▶ [WORK TO COMPLETE] Write out the records that follow with every word intact.
::: EXTRACTED RECORDS :::
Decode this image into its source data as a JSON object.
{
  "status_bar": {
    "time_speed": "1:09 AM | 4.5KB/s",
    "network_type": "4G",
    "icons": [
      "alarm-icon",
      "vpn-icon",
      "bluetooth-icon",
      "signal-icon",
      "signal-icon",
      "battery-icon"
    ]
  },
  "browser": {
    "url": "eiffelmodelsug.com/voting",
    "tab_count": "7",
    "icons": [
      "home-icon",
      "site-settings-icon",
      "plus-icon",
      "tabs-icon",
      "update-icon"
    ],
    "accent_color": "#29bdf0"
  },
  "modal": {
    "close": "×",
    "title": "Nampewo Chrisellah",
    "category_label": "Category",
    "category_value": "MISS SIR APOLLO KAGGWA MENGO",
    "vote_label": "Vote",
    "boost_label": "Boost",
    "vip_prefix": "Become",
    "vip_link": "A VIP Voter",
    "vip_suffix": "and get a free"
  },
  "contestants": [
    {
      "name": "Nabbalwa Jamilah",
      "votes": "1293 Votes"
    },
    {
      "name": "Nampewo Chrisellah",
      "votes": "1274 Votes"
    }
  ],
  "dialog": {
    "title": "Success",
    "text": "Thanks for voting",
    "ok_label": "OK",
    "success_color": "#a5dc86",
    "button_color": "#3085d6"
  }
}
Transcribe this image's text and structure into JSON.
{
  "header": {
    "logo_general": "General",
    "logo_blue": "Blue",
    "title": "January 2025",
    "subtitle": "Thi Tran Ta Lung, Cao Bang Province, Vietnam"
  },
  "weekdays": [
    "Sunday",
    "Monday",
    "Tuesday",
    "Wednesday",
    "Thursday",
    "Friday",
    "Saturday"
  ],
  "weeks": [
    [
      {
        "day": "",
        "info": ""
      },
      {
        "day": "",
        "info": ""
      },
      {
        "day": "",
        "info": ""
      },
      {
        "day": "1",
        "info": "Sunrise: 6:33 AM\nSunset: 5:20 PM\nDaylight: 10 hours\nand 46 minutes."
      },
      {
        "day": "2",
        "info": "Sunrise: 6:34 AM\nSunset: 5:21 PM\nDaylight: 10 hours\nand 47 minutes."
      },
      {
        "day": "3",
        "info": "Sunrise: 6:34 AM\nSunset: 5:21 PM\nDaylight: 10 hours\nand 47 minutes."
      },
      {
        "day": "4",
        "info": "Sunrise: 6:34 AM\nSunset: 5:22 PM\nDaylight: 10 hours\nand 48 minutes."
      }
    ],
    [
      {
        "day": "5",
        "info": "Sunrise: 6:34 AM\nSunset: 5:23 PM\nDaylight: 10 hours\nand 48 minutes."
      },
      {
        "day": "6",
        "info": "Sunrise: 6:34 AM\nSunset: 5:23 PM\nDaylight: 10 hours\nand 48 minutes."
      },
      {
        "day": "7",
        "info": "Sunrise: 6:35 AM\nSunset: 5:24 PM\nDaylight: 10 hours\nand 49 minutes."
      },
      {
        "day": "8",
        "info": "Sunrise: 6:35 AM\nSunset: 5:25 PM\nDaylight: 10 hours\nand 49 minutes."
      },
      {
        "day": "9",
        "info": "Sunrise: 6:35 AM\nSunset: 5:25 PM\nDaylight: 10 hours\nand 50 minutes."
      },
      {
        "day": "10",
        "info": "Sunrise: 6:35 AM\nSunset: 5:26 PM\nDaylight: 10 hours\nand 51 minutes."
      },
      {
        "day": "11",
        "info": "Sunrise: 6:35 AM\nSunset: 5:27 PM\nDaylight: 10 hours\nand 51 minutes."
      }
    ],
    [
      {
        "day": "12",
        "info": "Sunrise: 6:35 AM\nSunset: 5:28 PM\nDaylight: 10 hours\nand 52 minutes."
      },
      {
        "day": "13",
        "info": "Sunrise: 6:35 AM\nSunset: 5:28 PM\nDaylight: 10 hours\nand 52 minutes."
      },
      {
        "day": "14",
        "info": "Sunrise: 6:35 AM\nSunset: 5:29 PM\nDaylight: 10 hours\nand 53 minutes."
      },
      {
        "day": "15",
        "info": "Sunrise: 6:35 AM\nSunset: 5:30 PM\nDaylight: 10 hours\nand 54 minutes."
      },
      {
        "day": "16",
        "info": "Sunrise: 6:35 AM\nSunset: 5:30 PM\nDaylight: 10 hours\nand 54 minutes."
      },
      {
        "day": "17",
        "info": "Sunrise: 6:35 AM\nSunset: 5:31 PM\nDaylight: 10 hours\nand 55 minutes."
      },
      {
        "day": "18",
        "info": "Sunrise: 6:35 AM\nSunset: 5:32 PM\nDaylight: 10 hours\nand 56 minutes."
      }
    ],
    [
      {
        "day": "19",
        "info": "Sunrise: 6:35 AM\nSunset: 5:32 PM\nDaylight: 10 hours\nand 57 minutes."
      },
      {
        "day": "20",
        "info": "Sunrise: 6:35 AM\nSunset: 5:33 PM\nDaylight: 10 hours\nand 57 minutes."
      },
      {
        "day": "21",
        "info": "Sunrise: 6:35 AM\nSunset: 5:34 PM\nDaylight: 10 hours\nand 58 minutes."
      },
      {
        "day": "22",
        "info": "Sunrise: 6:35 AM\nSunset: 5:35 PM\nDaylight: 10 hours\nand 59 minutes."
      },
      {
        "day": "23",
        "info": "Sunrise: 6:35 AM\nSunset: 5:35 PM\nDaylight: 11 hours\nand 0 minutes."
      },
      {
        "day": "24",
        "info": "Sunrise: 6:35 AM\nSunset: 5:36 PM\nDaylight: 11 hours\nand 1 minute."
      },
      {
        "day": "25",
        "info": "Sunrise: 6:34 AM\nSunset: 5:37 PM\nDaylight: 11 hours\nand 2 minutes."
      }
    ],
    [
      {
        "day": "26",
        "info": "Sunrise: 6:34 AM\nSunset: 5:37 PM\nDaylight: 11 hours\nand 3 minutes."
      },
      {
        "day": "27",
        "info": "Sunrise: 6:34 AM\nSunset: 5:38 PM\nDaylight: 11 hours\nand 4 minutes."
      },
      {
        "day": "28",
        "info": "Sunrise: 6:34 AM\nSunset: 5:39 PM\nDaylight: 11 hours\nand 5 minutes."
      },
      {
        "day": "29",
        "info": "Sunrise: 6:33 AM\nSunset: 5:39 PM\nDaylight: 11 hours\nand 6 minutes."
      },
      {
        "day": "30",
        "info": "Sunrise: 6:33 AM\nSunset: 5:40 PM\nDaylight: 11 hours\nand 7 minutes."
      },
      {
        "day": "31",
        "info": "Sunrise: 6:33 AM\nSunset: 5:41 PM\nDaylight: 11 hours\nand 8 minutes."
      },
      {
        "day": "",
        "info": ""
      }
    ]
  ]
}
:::
▶ [TASK OUTPUT]
Decode this image into its source data as a JSON object.
{
  "status_bar": {
    "time_speed": "1:09 AM | 4.5KB/s",
    "network_type": "4G",
    "icons": [
      "alarm-icon",
      "vpn-icon",
      "bluetooth-icon",
      "signal-icon",
      "signal-icon",
      "battery-icon"
    ]
  },
  "browser": {
    "url": "eiffelmodelsug.com/voting",
    "tab_count": "7",
    "icons": [
      "home-icon",
      "site-settings-icon",
      "plus-icon",
      "tabs-icon",
      "update-icon"
    ],
    "accent_color": "#29bdf0"
  },
  "modal": {
    "close": "×",
    "title": "Nampewo Chrisellah",
    "category_label": "Category",
    "category_value": "MISS SIR APOLLO KAGGWA MENGO",
    "vote_label": "Vote",
    "boost_label": "Boost",
    "vip_prefix": "Become",
    "vip_link": "A VIP Voter",
    "vip_suffix": "and get a free"
  },
  "contestants": [
    {
      "name": "Nabbalwa Jamilah",
      "votes": "1293 Votes"
    },
    {
      "name": "Nampewo Chrisellah",
      "votes": "1274 Votes"
    }
  ],
  "dialog": {
    "title": "Success",
    "text": "Thanks for voting",
    "ok_label": "OK",
    "success_color": "#a5dc86",
    "button_color": "#3085d6"
  }
}
Transcribe this image's text and structure into JSON.
{
  "header": {
    "logo_general": "General",
    "logo_blue": "Blue",
    "title": "January 2025",
    "subtitle": "Thi Tran Ta Lung, Cao Bang Province, Vietnam"
  },
  "weekdays": [
    "Sunday",
    "Monday",
    "Tuesday",
    "Wednesday",
    "Thursday",
    "Friday",
    "Saturday"
  ],
  "weeks": [
    [
      {
        "day": "",
        "info": ""
      },
      {
        "day": "",
        "info": ""
      },
      {
        "day": "",
        "info": ""
      },
      {
        "day": "1",
        "info": "Sunrise: 6:33 AM\nSunset: 5:20 PM\nDaylight: 10 hours\nand 46 minutes."
      },
      {
        "day": "2",
        "info": "Sunrise: 6:34 AM\nSunset: 5:21 PM\nDaylight: 10 hours\nand 47 minutes."
      },
      {
        "day": "3",
        "info": "Sunrise: 6:34 AM\nSunset: 5:21 PM\nDaylight: 10 hours\nand 47 minutes."
      },
      {
        "day": "4",
        "info": "Sunrise: 6:34 AM\nSunset: 5:22 PM\nDaylight: 10 hours\nand 48 minutes."
      }
    ],
    [
      {
        "day": "5",
        "info": "Sunrise: 6:34 AM\nSunset: 5:23 PM\nDaylight: 10 hours\nand 48 minutes."
      },
      {
        "day": "6",
        "info": "Sunrise: 6:34 AM\nSunset: 5:23 PM\nDaylight: 10 hours\nand 48 minutes."
      },
      {
        "day": "7",
        "info": "Sunrise: 6:35 AM\nSunset: 5:24 PM\nDaylight: 10 hours\nand 49 minutes."
      },
      {
        "day": "8",
        "info": "Sunrise: 6:35 AM\nSunset: 5:25 PM\nDaylight: 10 hours\nand 49 minutes."
      },
      {
        "day": "9",
        "info": "Sunrise: 6:35 AM\nSunset: 5:25 PM\nDaylight: 10 hours\nand 50 minutes."
      },
      {
        "day": "10",
        "info": "Sunrise: 6:35 AM\nSunset: 5:26 PM\nDaylight: 10 hours\nand 51 minutes."
      },
      {
        "day": "11",
        "info": "Sunrise: 6:35 AM\nSunset: 5:27 PM\nDaylight: 10 hours\nand 51 minutes."
      }
    ],
    [
      {
        "day": "12",
        "info": "Sunrise: 6:35 AM\nSunset: 5:28 PM\nDaylight: 10 hours\nand 52 minutes."
      },
      {
        "day": "13",
        "info": "Sunrise: 6:35 AM\nSunset: 5:28 PM\nDaylight: 10 hours\nand 52 minutes."
      },
      {
        "day": "14",
        "info": "Sunrise: 6:35 AM\nSunset: 5:29 PM\nDaylight: 10 hours\nand 53 minutes."
      },
      {
        "day": "15",
        "info": "Sunrise: 6:35 AM\nSunset: 5:30 PM\nDaylight: 10 hours\nand 54 minutes."
      },
      {
        "day": "16",
        "info": "Sunrise: 6:35 AM\nSunset: 5:30 PM\nDaylight: 10 hours\nand 54 minutes."
      },
      {
        "day": "17",
        "info": "Sunrise: 6:35 AM\nSunset: 5:31 PM\nDaylight: 10 hours\nand 55 minutes."
      },
      {
        "day": "18",
        "info": "Sunrise: 6:35 AM\nSunset: 5:32 PM\nDaylight: 10 hours\nand 56 minutes."
      }
    ],
    [
      {
        "day": "19",
        "info": "Sunrise: 6:35 AM\nSunset: 5:32 PM\nDaylight: 10 hours\nand 57 minutes."
      },
      {
        "day": "20",
        "info": "Sunrise: 6:35 AM\nSunset: 5:33 PM\nDaylight: 10 hours\nand 57 minutes."
      },
      {
        "day": "21",
        "info": "Sunrise: 6:35 AM\nSunset: 5:34 PM\nDaylight: 10 hours\nand 58 minutes."
      },
      {
        "day": "22",
        "info": "Sunrise: 6:35 AM\nSunset: 5:35 PM\nDaylight: 10 hours\nand 59 minutes."
      },
      {
        "day": "23",
        "info": "Sunrise: 6:35 AM\nSunset: 5:35 PM\nDaylight: 11 hours\nand 0 minutes."
      },
      {
        "day": "24",
        "info": "Sunrise: 6:35 AM\nSunset: 5:36 PM\nDaylight: 11 hours\nand 1 minute."
      },
      {
        "day": "25",
        "info": "Sunrise: 6:34 AM\nSunset: 5:37 PM\nDaylight: 11 hours\nand 2 minutes."
      }
    ],
    [
      {
        "day": "26",
        "info": "Sunrise: 6:34 AM\nSunset: 5:37 PM\nDaylight: 11 hours\nand 3 minutes."
      },
      {
        "day": "27",
        "info": "Sunrise: 6:34 AM\nSunset: 5:38 PM\nDaylight: 11 hours\nand 4 minutes."
      },
      {
        "day": "28",
        "info": "Sunrise: 6:34 AM\nSunset: 5:39 PM\nDaylight: 11 hours\nand 5 minutes."
      },
      {
        "day": "29",
        "info": "Sunrise: 6:33 AM\nSunset: 5:39 PM\nDaylight: 11 hours\nand 6 minutes."
      },
      {
        "day": "30",
        "info": "Sunrise: 6:33 AM\nSunset: 5:40 PM\nDaylight: 11 hours\nand 7 minutes."
      },
      {
        "day": "31",
        "info": "Sunrise: 6:33 AM\nSunset: 5:41 PM\nDaylight: 11 hours\nand 8 minutes."
      },
      {
        "day": "",
        "info": ""
      }
    ]
  ]
}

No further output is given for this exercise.